First, if you hired a reputable mold inspector, they should be able to recommend a plan of remediation based on their findings. It may include fixing a pipe issue and replacing affected drywall. Or it may involve removing carpet and cleaning the ductwork and coils of your HVAC systems. Proper remediation will look different depending on the source of your mold problem. But here are some things you’ll want to ensure:
- Areas that need to be remediated (like drywall replacement) should be contained (enclosed) with negative air pressure. Ask the remediation company if this is how they remove mold
- The containment plastic needs to be a minimum thickness. It should be at least 6 millimeters
- Air scrubbers should be run to capture airborne mold spores while they are remediating and AFTER the remediation is done for a few days
- Ask the remediators how they clean mold on surfaces. Mold cannot be cleaned with bleach. You can ask what products they use and look them up to see what the general consensus is on them
- Remediators should be wearing respirators, disposable gloves and paper overalls. They should also wear eye protection.
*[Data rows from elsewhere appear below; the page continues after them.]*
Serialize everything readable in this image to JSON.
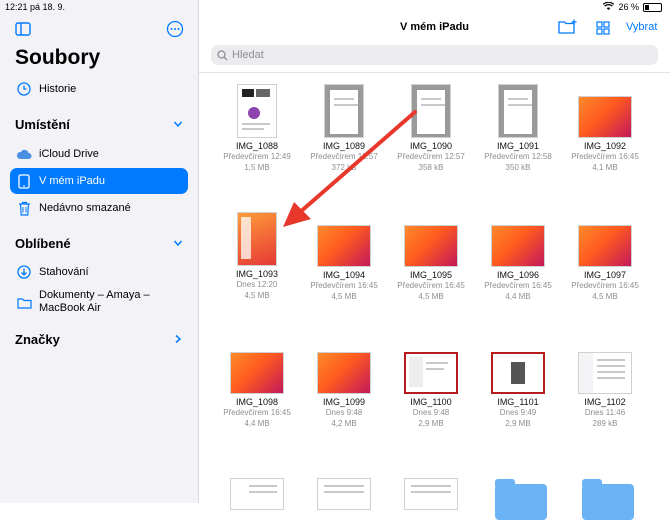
{
  "status": {
    "time": "12:21",
    "date": "pá 18. 9.",
    "battery_text": "26 %",
    "battery_level": 0.26
  },
  "sidebar": {
    "title": "Soubory",
    "history": "Historie",
    "locations_header": "Umístění",
    "locations": [
      {
        "label": "iCloud Drive",
        "icon": "cloud-icon"
      },
      {
        "label": "V mém iPadu",
        "icon": "ipad-icon",
        "selected": true
      },
      {
        "label": "Nedávno smazané",
        "icon": "trash-icon"
      }
    ],
    "favorites_header": "Oblíbené",
    "favorites": [
      {
        "label": "Stahování",
        "icon": "download-icon"
      },
      {
        "label_line1": "Dokumenty – Amaya –",
        "label_line2": "MacBook Air",
        "icon": "folder-icon"
      }
    ],
    "tags_header": "Značky"
  },
  "main": {
    "title": "V mém iPadu",
    "select_label": "Vybrat",
    "search_placeholder": "Hledat",
    "files": [
      {
        "name": "IMG_1088",
        "date": "Předevčírem 12:49",
        "size": "1,5 MB"
      },
      {
        "name": "IMG_1089",
        "date": "Předevčírem 12:57",
        "size": "372 kB"
      },
      {
        "name": "IMG_1090",
        "date": "Předevčírem 12:57",
        "size": "358 kB"
      },
      {
        "name": "IMG_1091",
        "date": "Předevčírem 12:58",
        "size": "350 kB"
      },
      {
        "name": "IMG_1092",
        "date": "Předevčírem 16:45",
        "size": "4,1 MB"
      },
      {
        "name": "IMG_1093",
        "date": "Dnes 12:20",
        "size": "4,5 MB"
      },
      {
        "name": "IMG_1094",
        "date": "Předevčírem 16:45",
        "size": "4,5 MB"
      },
      {
        "name": "IMG_1095",
        "date": "Předevčírem 16:45",
        "size": "4,5 MB"
      },
      {
        "name": "IMG_1096",
        "date": "Předevčírem 16:45",
        "size": "4,4 MB"
      },
      {
        "name": "IMG_1097",
        "date": "Předevčírem 16:45",
        "size": "4,5 MB"
      },
      {
        "name": "IMG_1098",
        "date": "Předevčírem 16:45",
        "size": "4,4 MB"
      },
      {
        "name": "IMG_1099",
        "date": "Dnes 9:48",
        "size": "4,2 MB"
      },
      {
        "name": "IMG_1100",
        "date": "Dnes 9:48",
        "size": "2,9 MB"
      },
      {
        "name": "IMG_1101",
        "date": "Dnes 9:49",
        "size": "2,9 MB"
      },
      {
        "name": "IMG_1102",
        "date": "Dnes 11:46",
        "size": "289 kB"
      }
    ]
  },
  "colors": {
    "accent": "#007aff",
    "arrow": "#e8372b",
    "sidebar_bg": "#f2f2f7"
  }
}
These things should be taken off and disposed of properly so that they do not contaminate more of your home
- Infected drywall, flooring, and other contaminated materials should be disposed of properly and should not be dragged loosely throughout the house or to the door.
What other things can I use in my home to minimize mold spore circulation and to help kill mycotoxins?
There are a lot of products on the market that are easily accessible and can help you make your home safer. Here are a few:
- Air Filters – there are several very pricey filters available, some with ozone and some without. They are IQ AIR, Molekule, Austin Air, and Alen Air. You want an air purifier to have True HEPA and possibly a carbon filter. You also want them to capture 99% of airborne particles down to 0.3 microns. Less expensive options include the Germ Guardian (we have this one which noticeably freshens the air in the room) and the SilverOnyx which has most of the bells and whistles for much less.
- Homebiotic – This is a product which is basically like a probiotic for inside your home. It can be sprayed on surfaces of all types including curtains, carpet, linens and hard surfaces. It was partially developed by Dave Asprey and can be found HERE.
- EC3 – This brand of products has multiple items including a laundry additive and a candle. You can also get a home fogger to help with airborne spores and mycotoxins. They also have a mold spray HERE.
- Topical Cleaners – This one HERE is good for cleaning up visible mold topically. Remember that if you have mold on an interior wall, there is a good chance that there is mold BEHIND the wall so you want to be very cautious in ONLY cleaning topically. This is why proper mold investigation is important. However, if you have growth on surface areas like concrete blocks or tile, this can be very useful.
- Foggers – I have used foggers in the past, I do not recall the brand and plan to do so again in this house, but do not currently have one to recommend since I have not used on here yet. I will update this when I do with the results.